Pictures are to be dropped. Everything else in the listing gets copied exactly.

Materials provided START

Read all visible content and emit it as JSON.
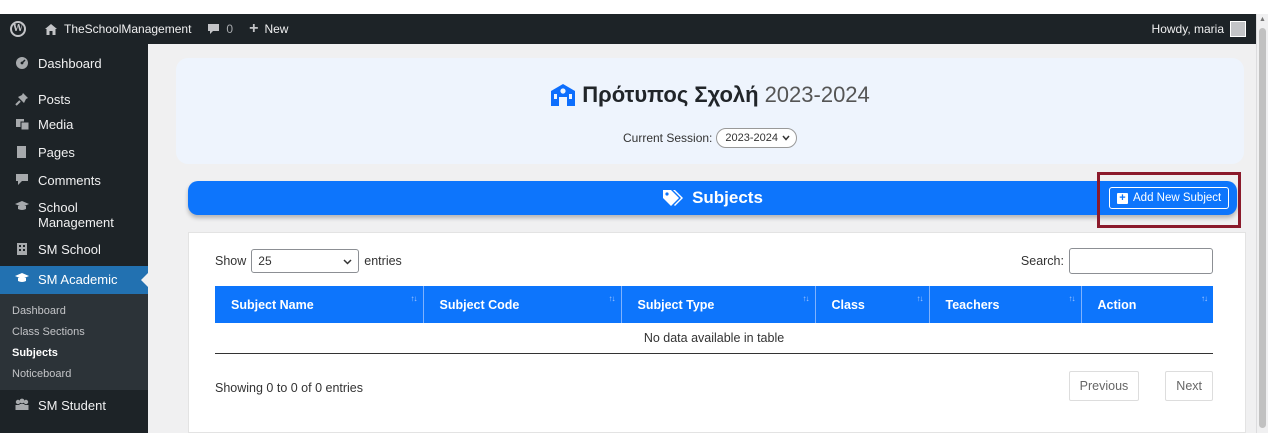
{
  "adminbar": {
    "site_name": "TheSchoolManagement",
    "comments_count": "0",
    "new_label": "New",
    "howdy": "Howdy, maria"
  },
  "sidebar": {
    "items": [
      {
        "label": "Dashboard",
        "icon": "dashboard-icon"
      },
      {
        "label": "Posts",
        "icon": "pushpin-icon"
      },
      {
        "label": "Media",
        "icon": "media-icon"
      },
      {
        "label": "Pages",
        "icon": "pages-icon"
      },
      {
        "label": "Comments",
        "icon": "comment-icon"
      },
      {
        "label": "School Management",
        "icon": "graduation-cap-icon"
      },
      {
        "label": "SM School",
        "icon": "building-icon"
      },
      {
        "label": "SM Academic",
        "icon": "graduation-cap-icon"
      },
      {
        "label": "SM Student",
        "icon": "students-icon"
      }
    ],
    "submenu": [
      {
        "label": "Dashboard"
      },
      {
        "label": "Class Sections"
      },
      {
        "label": "Subjects",
        "current": true
      },
      {
        "label": "Noticeboard"
      }
    ]
  },
  "header": {
    "school_name": "Πρότυπος Σχολή",
    "year": "2023-2024",
    "session_label": "Current Session:",
    "session_value": "2023-2024"
  },
  "subjects_bar": {
    "title": "Subjects",
    "add_button": "Add New Subject"
  },
  "table": {
    "show_label": "Show",
    "entries_value": "25",
    "entries_label": "entries",
    "search_label": "Search:",
    "columns": [
      "Subject Name",
      "Subject Code",
      "Subject Type",
      "Class",
      "Teachers",
      "Action"
    ],
    "empty_message": "No data available in table",
    "info": "Showing 0 to 0 of 0 entries",
    "prev_label": "Previous",
    "next_label": "Next"
  },
  "colors": {
    "admin_bg": "#1d2327",
    "accent_blue": "#0d75fc",
    "active_menu": "#2271b1",
    "highlight_box": "#8b1a2b",
    "header_card": "#eef4fd"
  }
}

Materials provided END

▶ **Your response**
Read all visible content and emit it as JSON.
{
  "adminbar": {
    "site_name": "TheSchoolManagement",
    "comments_count": "0",
    "new_label": "New",
    "howdy": "Howdy, maria"
  },
  "sidebar": {
    "items": [
      {
        "label": "Dashboard",
        "icon": "dashboard-icon"
      },
      {
        "label": "Posts",
        "icon": "pushpin-icon"
      },
      {
        "label": "Media",
        "icon": "media-icon"
      },
      {
        "label": "Pages",
        "icon": "pages-icon"
      },
      {
        "label": "Comments",
        "icon": "comment-icon"
      },
      {
        "label": "School Management",
        "icon": "graduation-cap-icon"
      },
      {
        "label": "SM School",
        "icon": "building-icon"
      },
      {
        "label": "SM Academic",
        "icon": "graduation-cap-icon"
      },
      {
        "label": "SM Student",
        "icon": "students-icon"
      }
    ],
    "submenu": [
      {
        "label": "Dashboard"
      },
      {
        "label": "Class Sections"
      },
      {
        "label": "Subjects",
        "current": true
      },
      {
        "label": "Noticeboard"
      }
    ]
  },
  "header": {
    "school_name": "Πρότυπος Σχολή",
    "year": "2023-2024",
    "session_label": "Current Session:",
    "session_value": "2023-2024"
  },
  "subjects_bar": {
    "title": "Subjects",
    "add_button": "Add New Subject"
  },
  "table": {
    "show_label": "Show",
    "entries_value": "25",
    "entries_label": "entries",
    "search_label": "Search:",
    "columns": [
      "Subject Name",
      "Subject Code",
      "Subject Type",
      "Class",
      "Teachers",
      "Action"
    ],
    "empty_message": "No data available in table",
    "info": "Showing 0 to 0 of 0 entries",
    "prev_label": "Previous",
    "next_label": "Next"
  },
  "colors": {
    "admin_bg": "#1d2327",
    "accent_blue": "#0d75fc",
    "active_menu": "#2271b1",
    "highlight_box": "#8b1a2b",
    "header_card": "#eef4fd"
  }
}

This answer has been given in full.